And this is a shame because our hands and arms have so much to offer our communication. Here are five gesture DOs and five gesture DON’Ts that will help you make the most of your hands during your next presentation… TOP FIVE GESTURE DON'Ts
Our hands and arms have so much to offer our communication, so make the most of them!
- DON’T adopt the “crown jewels” stance. If you're a man, never stand with your hands cupped over your crown jewels. Not only does this place the emphasis in the wrong place (unless you’re talking about athletic protective gear), it also rolls your shoulders forward and draws them down which diminishes your presence. Stand with your hands above your belt buckle area. This will roll your shoulders back, enhance your presence and your hands will be ready to help you make a point.
- DON’T jam your hands in your pockets. Jamming your hands in your pockets and leaving them there because you think it solves your appendage problem is not the answer. By hiding them away you are robbing yourself of a great opportunity to communicate.
- DON’T stand in the “at ease” position. Even if you are addressing military personnel, don’t stand with your hands clasped behind your back. It’s awkward, stiff and unnatural - you would never do this in a conversation. When I see people do this it makes me think they are worried their hands will misbehave and inadvertently flip the audience the bird!
- DON’T hitch up your pants or skirt.
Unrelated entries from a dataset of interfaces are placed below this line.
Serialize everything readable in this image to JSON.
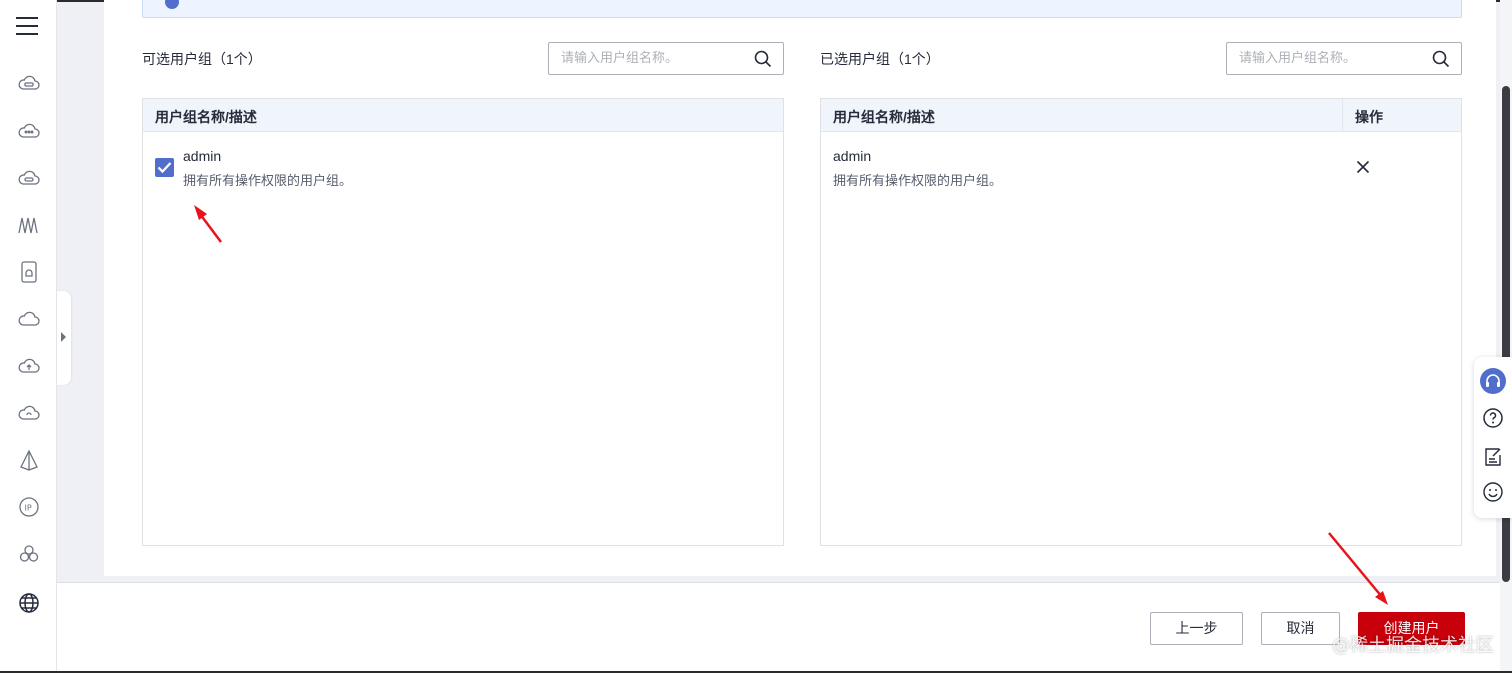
{
  "sidebar": {
    "icons": [
      "menu-icon",
      "cloud-server-icon",
      "cloud-dots-icon",
      "cloud-database-icon",
      "waveform-icon",
      "device-icon",
      "cloud-icon",
      "cloud-upload-icon",
      "cloud-refresh-icon",
      "triangle-icon",
      "ip-icon",
      "cluster-icon",
      "globe-icon"
    ]
  },
  "available": {
    "title": "可选用户组（1个）",
    "search_placeholder": "请输入用户组名称。",
    "column_header": "用户组名称/描述",
    "rows": [
      {
        "name": "admin",
        "description": "拥有所有操作权限的用户组。",
        "checked": true
      }
    ]
  },
  "selected": {
    "title": "已选用户组（1个）",
    "search_placeholder": "请输入用户组名称。",
    "column_header": "用户组名称/描述",
    "action_header": "操作",
    "rows": [
      {
        "name": "admin",
        "description": "拥有所有操作权限的用户组。"
      }
    ]
  },
  "footer": {
    "prev_label": "上一步",
    "cancel_label": "取消",
    "create_label": "创建用户"
  },
  "watermark": "@稀土掘金技术社区",
  "colors": {
    "accent": "#526ecc",
    "primary_button": "#c7000b",
    "annotation_arrow": "#e8131b",
    "table_header_bg": "#f0f5fc"
  }
}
It doesn’t make you look folksy or charming. It makes you look like you forgot your belt – or that you’re looking for the saloon.
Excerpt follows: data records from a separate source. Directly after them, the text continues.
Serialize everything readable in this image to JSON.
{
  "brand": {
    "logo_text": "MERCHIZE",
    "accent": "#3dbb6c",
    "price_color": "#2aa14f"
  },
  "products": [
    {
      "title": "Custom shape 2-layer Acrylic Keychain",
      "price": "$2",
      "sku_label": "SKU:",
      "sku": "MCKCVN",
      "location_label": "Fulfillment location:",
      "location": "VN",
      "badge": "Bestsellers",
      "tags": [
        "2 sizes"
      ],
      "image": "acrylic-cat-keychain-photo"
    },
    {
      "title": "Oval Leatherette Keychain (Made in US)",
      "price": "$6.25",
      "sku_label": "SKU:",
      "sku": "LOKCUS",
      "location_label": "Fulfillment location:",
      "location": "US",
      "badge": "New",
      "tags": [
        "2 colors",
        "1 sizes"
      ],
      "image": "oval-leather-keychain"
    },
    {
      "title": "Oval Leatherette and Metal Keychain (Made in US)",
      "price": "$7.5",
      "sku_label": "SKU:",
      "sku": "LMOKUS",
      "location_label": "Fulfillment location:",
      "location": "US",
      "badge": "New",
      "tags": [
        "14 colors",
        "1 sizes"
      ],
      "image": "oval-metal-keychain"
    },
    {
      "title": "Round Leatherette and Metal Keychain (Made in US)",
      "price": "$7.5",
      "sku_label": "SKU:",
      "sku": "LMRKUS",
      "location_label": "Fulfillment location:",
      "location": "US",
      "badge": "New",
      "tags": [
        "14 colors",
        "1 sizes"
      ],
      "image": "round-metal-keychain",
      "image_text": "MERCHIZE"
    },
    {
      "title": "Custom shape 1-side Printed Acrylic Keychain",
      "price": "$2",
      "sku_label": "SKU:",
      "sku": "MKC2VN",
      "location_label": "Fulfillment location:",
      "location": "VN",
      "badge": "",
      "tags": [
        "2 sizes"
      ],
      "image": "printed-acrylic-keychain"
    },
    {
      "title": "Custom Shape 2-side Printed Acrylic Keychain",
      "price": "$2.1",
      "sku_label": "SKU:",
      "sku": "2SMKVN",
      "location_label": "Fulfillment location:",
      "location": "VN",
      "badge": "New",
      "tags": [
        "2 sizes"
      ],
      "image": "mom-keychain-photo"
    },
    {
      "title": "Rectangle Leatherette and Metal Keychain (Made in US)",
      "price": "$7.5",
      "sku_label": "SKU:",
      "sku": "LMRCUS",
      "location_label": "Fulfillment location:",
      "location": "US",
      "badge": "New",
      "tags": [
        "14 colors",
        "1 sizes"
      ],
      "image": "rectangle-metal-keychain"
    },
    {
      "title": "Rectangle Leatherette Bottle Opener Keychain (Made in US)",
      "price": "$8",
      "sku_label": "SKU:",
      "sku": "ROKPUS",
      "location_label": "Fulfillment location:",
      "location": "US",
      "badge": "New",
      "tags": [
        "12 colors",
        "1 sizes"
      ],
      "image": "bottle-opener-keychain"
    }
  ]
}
- DON’T keep your hands moving all the time. When we’re nervous, we tend to one end of the gesture spectrum or the other. We either lock our hands in place or move them madly. As with so many things in life, they are best used in moderation. We want our gestures to help convey our key points, not detract from them.
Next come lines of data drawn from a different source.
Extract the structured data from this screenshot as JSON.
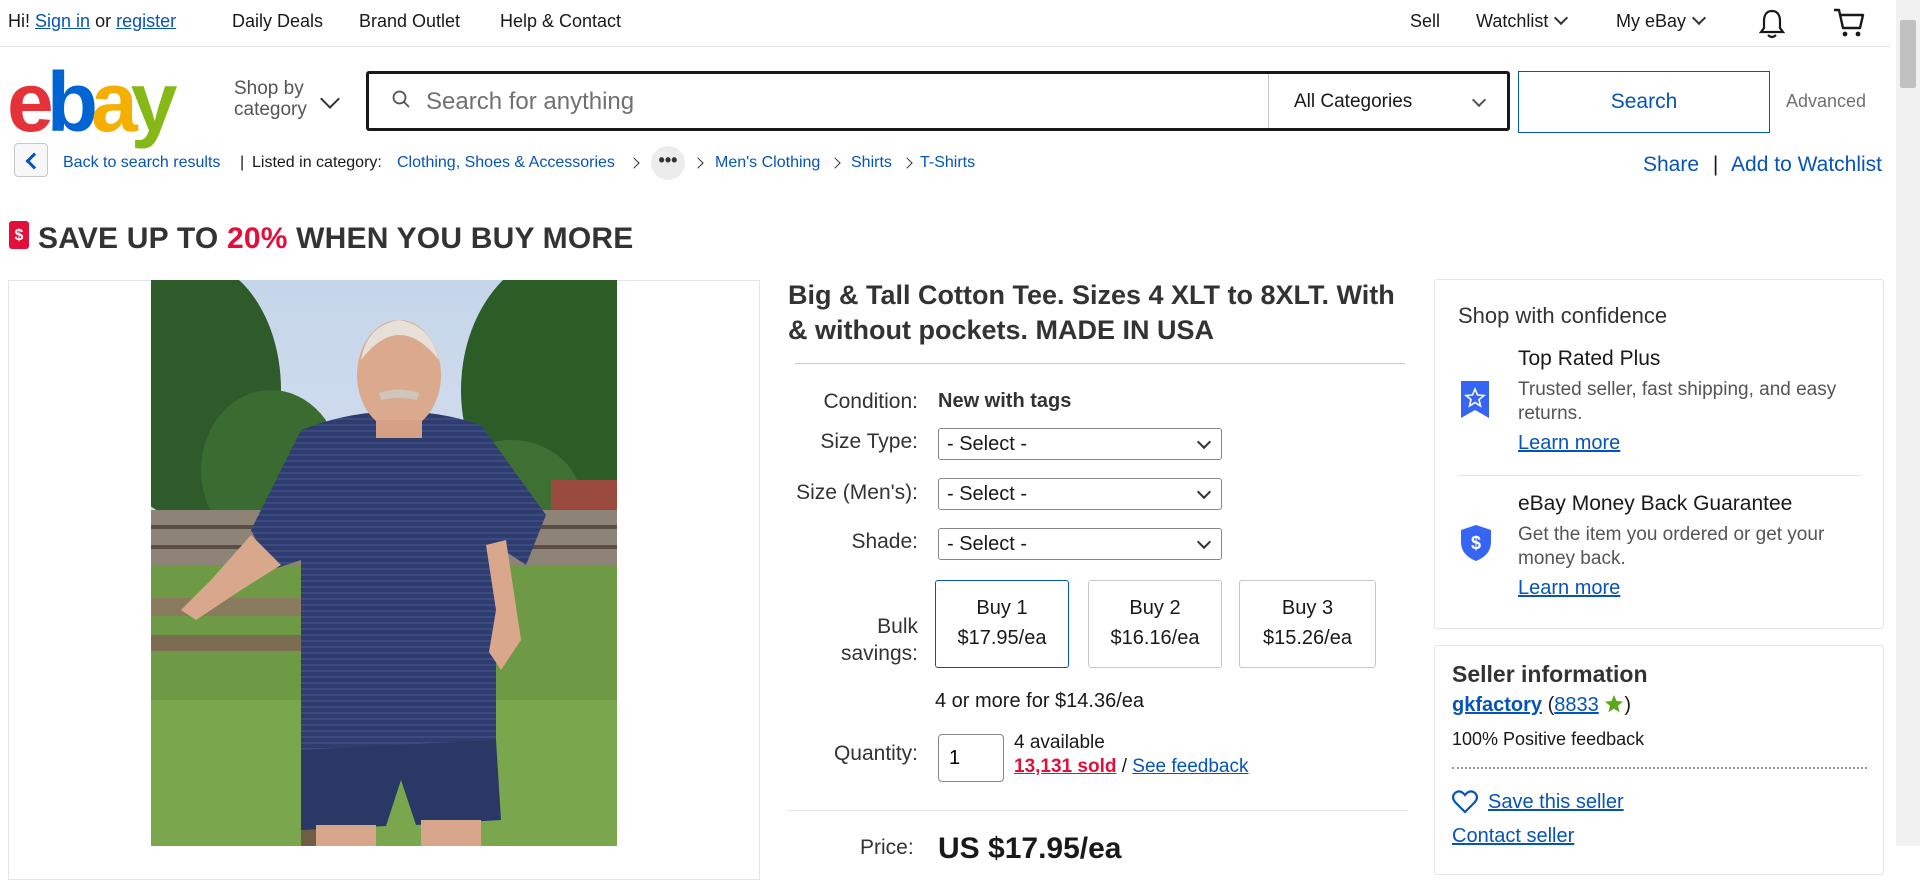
{
  "topbar": {
    "greeting": "Hi!",
    "sign_in": "Sign in",
    "or": "or",
    "register": "register",
    "daily_deals": "Daily Deals",
    "brand_outlet": "Brand Outlet",
    "help_contact": "Help & Contact",
    "sell": "Sell",
    "watchlist": "Watchlist",
    "my_ebay": "My eBay"
  },
  "header": {
    "logo_letters": [
      "e",
      "b",
      "a",
      "y"
    ],
    "shop_by_category": [
      "Shop by",
      "category"
    ],
    "search_placeholder": "Search for anything",
    "category_select": "All Categories",
    "search_button": "Search",
    "advanced": "Advanced"
  },
  "breadcrumb": {
    "back": "Back to search results",
    "listed_in": "Listed in category:",
    "items": [
      "Clothing, Shoes & Accessories",
      "Men's Clothing",
      "Shirts",
      "T-Shirts"
    ],
    "more": "•••",
    "share": "Share",
    "add_to_watchlist": "Add to Watchlist"
  },
  "promo": {
    "icon": "$",
    "prefix": "SAVE UP TO",
    "percent": "20%",
    "suffix": "WHEN YOU BUY MORE"
  },
  "item": {
    "title": "Big & Tall Cotton Tee. Sizes 4 XLT to 8XLT. With & without pockets. MADE IN USA",
    "condition_label": "Condition:",
    "condition_value": "New with tags",
    "size_type_label": "Size Type:",
    "size_label": "Size (Men's):",
    "shade_label": "Shade:",
    "select_default": "- Select -",
    "bulk_label": [
      "Bulk",
      "savings:"
    ],
    "bulk_options": [
      {
        "qty": "Buy 1",
        "price": "$17.95/ea"
      },
      {
        "qty": "Buy 2",
        "price": "$16.16/ea"
      },
      {
        "qty": "Buy 3",
        "price": "$15.26/ea"
      }
    ],
    "bulk_more": "4 or more for $14.36/ea",
    "quantity_label": "Quantity:",
    "quantity_value": "1",
    "available": "4 available",
    "sold": "13,131 sold",
    "sold_sep": "/",
    "see_feedback": "See feedback",
    "price_label": "Price:",
    "price_value": "US $17.95/ea"
  },
  "confidence": {
    "title": "Shop with confidence",
    "items": [
      {
        "heading": "Top Rated Plus",
        "desc": "Trusted seller, fast shipping, and easy returns.",
        "link": "Learn more",
        "icon": "top-rated-badge-icon"
      },
      {
        "heading": "eBay Money Back Guarantee",
        "desc": "Get the item you ordered or get your money back.",
        "link": "Learn more",
        "icon": "money-back-shield-icon"
      }
    ]
  },
  "seller": {
    "title": "Seller information",
    "name": "gkfactory",
    "score": "8833",
    "feedback": "100% Positive feedback",
    "save": "Save this seller",
    "contact": "Contact seller"
  },
  "colors": {
    "link": "#0654ba",
    "accent_red": "#e0103a",
    "text": "#191919",
    "border": "#c7c7c7"
  }
}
- DON’T steeple your fingers. Unless you are 65 years old, have a PhD and a well-earned mane of grey hair you can not get away with this. At best it looks contrived, at worst it looks like a bad Dr. Evil impression, and therefore ridiculous.
- DO use your hands early. It’s a good idea to start using your hands early in your presentation because it will loosen you up and make you appear more comfortable and confident.
- DO acknowledge your host/introducer. After someone introduces you, you can start your hand gestures with a subtle, single-handed open palm thank you to coincide with your verbal thank you. Or you can greet the audience with a good morning/afternoon accompanied by a double open palm gesture.
- DO minimize your conversational gestures. We all have a collection of informal and unfocused hand movements – a murky cocktail of Mr. Miagi meets bouncing-ball-lyrical syncopation. This can make you charming in a conversation but it makes it hard for people to take you seriously when you’re presenting.
- DO make thoughtful use of definitive gestures. Listen for verbal cues that could be matched up with a definitive gesture. This helps you align your content with your hands. Here are some ideas to get you started:
- Enumerate. When you tell your audience you want to share three key ideas with them, enumerate them by stabbing the air with appropriate number of digits. Don’t point them at your audience when you do this. Enumerating your content with gestures helps you deliver with clarity and conviction.
- Delineate a timeline. If you’re talking about something that happened over time, or will roll out in the coming months or years, use an open palm chop to place the date on a horizontal timeline. Orient the timeline from the audience’s perspective - from their left to their right, not yours.
- Accentuate simple adjectives and adverbs. Listen for simple adjectives and adverbs - like “large”, “small”, “huge”, “exploded”, “grow”, “shrunk” – and match your gestures to them. You don’t want to act out your presentation or look like you’re playing charades. Capture the essence of descriptive words and phrases and convey them with your hands.
- DO build your hand gesture vocabulary in private. If you’ve been a quiet hand-talker, it may feel unnatural integrating some hand movement into your presentation. Try to use your hands next time you are on a conference call when no one can see you. Chances are, they will hear you with greater clarity, conviction and authority, all led by your hands.